- ASSIGNMENT: For each line below that includes the string "date", show the whole line.

=== Begin Enclosure ===

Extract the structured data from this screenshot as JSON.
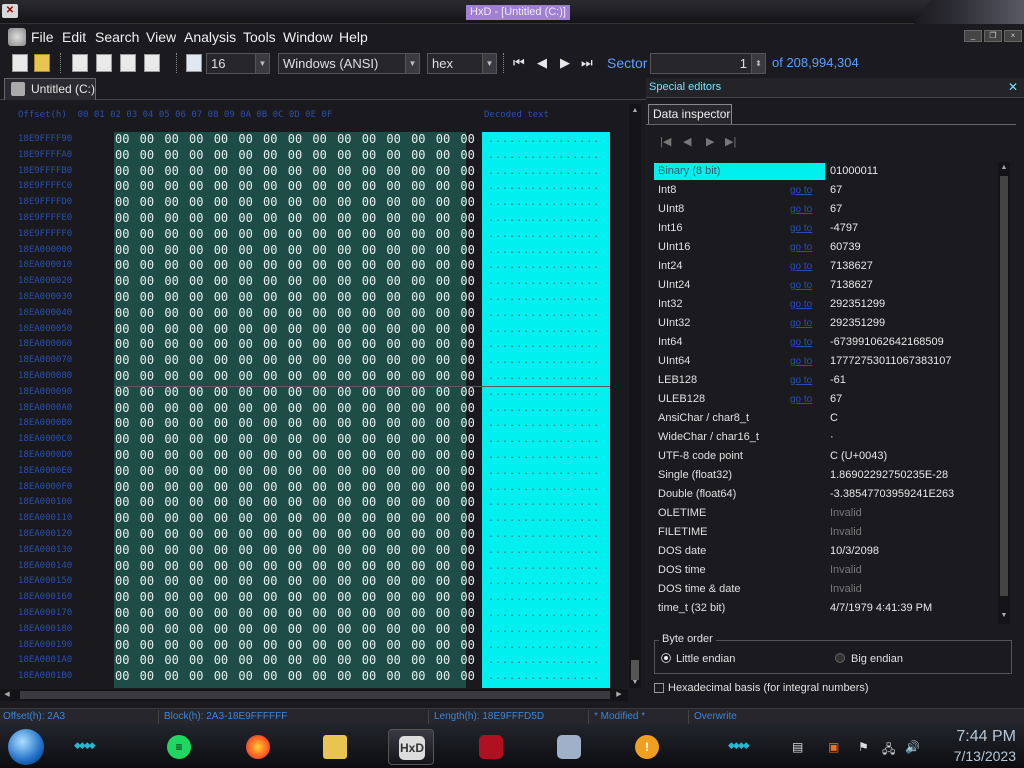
{
  "window": {
    "title": "HxD - [Untitled (C:)]"
  },
  "menu": [
    "File",
    "Edit",
    "Search",
    "View",
    "Analysis",
    "Tools",
    "Window",
    "Help"
  ],
  "toolbar": {
    "bytes_per_row": "16",
    "charset": "Windows (ANSI)",
    "offset_base": "hex",
    "sector_label": "Sector",
    "sector_value": "1",
    "sector_total": "of 208,994,304"
  },
  "document_tab": {
    "label": "Untitled (C:)"
  },
  "hex": {
    "offset_header": "Offset(h)  00 01 02 03 04 05 06 07 08 09 0A 0B 0C 0D 0E 0F",
    "text_header": "Decoded text",
    "offsets": [
      "18E9FFFF90",
      "18E9FFFFA0",
      "18E9FFFFB0",
      "18E9FFFFC0",
      "18E9FFFFD0",
      "18E9FFFFE0",
      "18E9FFFFF0",
      "18EA000000",
      "18EA000010",
      "18EA000020",
      "18EA000030",
      "18EA000040",
      "18EA000050",
      "18EA000060",
      "18EA000070",
      "18EA000080",
      "18EA000090",
      "18EA0000A0",
      "18EA0000B0",
      "18EA0000C0",
      "18EA0000D0",
      "18EA0000E0",
      "18EA0000F0",
      "18EA000100",
      "18EA000110",
      "18EA000120",
      "18EA000130",
      "18EA000140",
      "18EA000150",
      "18EA000160",
      "18EA000170",
      "18EA000180",
      "18EA000190",
      "18EA0001A0",
      "18EA0001B0"
    ],
    "row_bytes": "00 00 00 00 00 00 00 00 00 00 00 00 00 00 00 00",
    "row_text": "................"
  },
  "special_editors": {
    "title": "Special editors",
    "tab": "Data inspector"
  },
  "inspector": [
    {
      "name": "Binary (8 bit)",
      "link": "",
      "value": "01000011",
      "selected": true
    },
    {
      "name": "Int8",
      "link": "go to",
      "value": "67"
    },
    {
      "name": "UInt8",
      "link": "go to",
      "value": "67"
    },
    {
      "name": "Int16",
      "link": "go to",
      "value": "-4797"
    },
    {
      "name": "UInt16",
      "link": "go to",
      "value": "60739"
    },
    {
      "name": "Int24",
      "link": "go to",
      "value": "7138627"
    },
    {
      "name": "UInt24",
      "link": "go to",
      "value": "7138627"
    },
    {
      "name": "Int32",
      "link": "go to",
      "value": "292351299"
    },
    {
      "name": "UInt32",
      "link": "go to",
      "value": "292351299"
    },
    {
      "name": "Int64",
      "link": "go to",
      "value": "-673991062642168509"
    },
    {
      "name": "UInt64",
      "link": "go to",
      "value": "17772753011067383107"
    },
    {
      "name": "LEB128",
      "link": "go to",
      "value": "-61"
    },
    {
      "name": "ULEB128",
      "link": "go to",
      "value": "67"
    },
    {
      "name": "AnsiChar / char8_t",
      "link": "",
      "value": "C"
    },
    {
      "name": "WideChar / char16_t",
      "link": "",
      "value": "·"
    },
    {
      "name": "UTF-8 code point",
      "link": "",
      "value": "C (U+0043)"
    },
    {
      "name": "Single (float32)",
      "link": "",
      "value": "1.86902292750235E-28"
    },
    {
      "name": "Double (float64)",
      "link": "",
      "value": "-3.38547703959241E263"
    },
    {
      "name": "OLETIME",
      "link": "",
      "value": "Invalid",
      "invalid": true
    },
    {
      "name": "FILETIME",
      "link": "",
      "value": "Invalid",
      "invalid": true
    },
    {
      "name": "DOS date",
      "link": "",
      "value": "10/3/2098"
    },
    {
      "name": "DOS time",
      "link": "",
      "value": "Invalid",
      "invalid": true
    },
    {
      "name": "DOS time & date",
      "link": "",
      "value": "Invalid",
      "invalid": true
    },
    {
      "name": "time_t (32 bit)",
      "link": "",
      "value": "4/7/1979 4:41:39 PM"
    }
  ],
  "byte_order": {
    "label": "Byte order",
    "little": "Little endian",
    "big": "Big endian"
  },
  "hex_basis": "Hexadecimal basis (for integral numbers)",
  "status": {
    "offset": "Offset(h): 2A3",
    "block": "Block(h): 2A3-18E9FFFFFF",
    "length": "Length(h): 18E9FFFD5D",
    "modified": "* Modified *",
    "mode": "Overwrite"
  },
  "taskbar": {
    "time": "7:44 PM",
    "date": "7/13/2023",
    "hxd_icon": "HxD"
  },
  "colors": {
    "hex_bg": "#1e4d48",
    "text_bg": "#00f0f0",
    "accent": "#3d86d8",
    "title_highlight": "#a080d0"
  }
}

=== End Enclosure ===

- YOUR SOLUTION:
      "name": "DOS date",
      "name": "DOS time & date",
    "date": "7/13/2023",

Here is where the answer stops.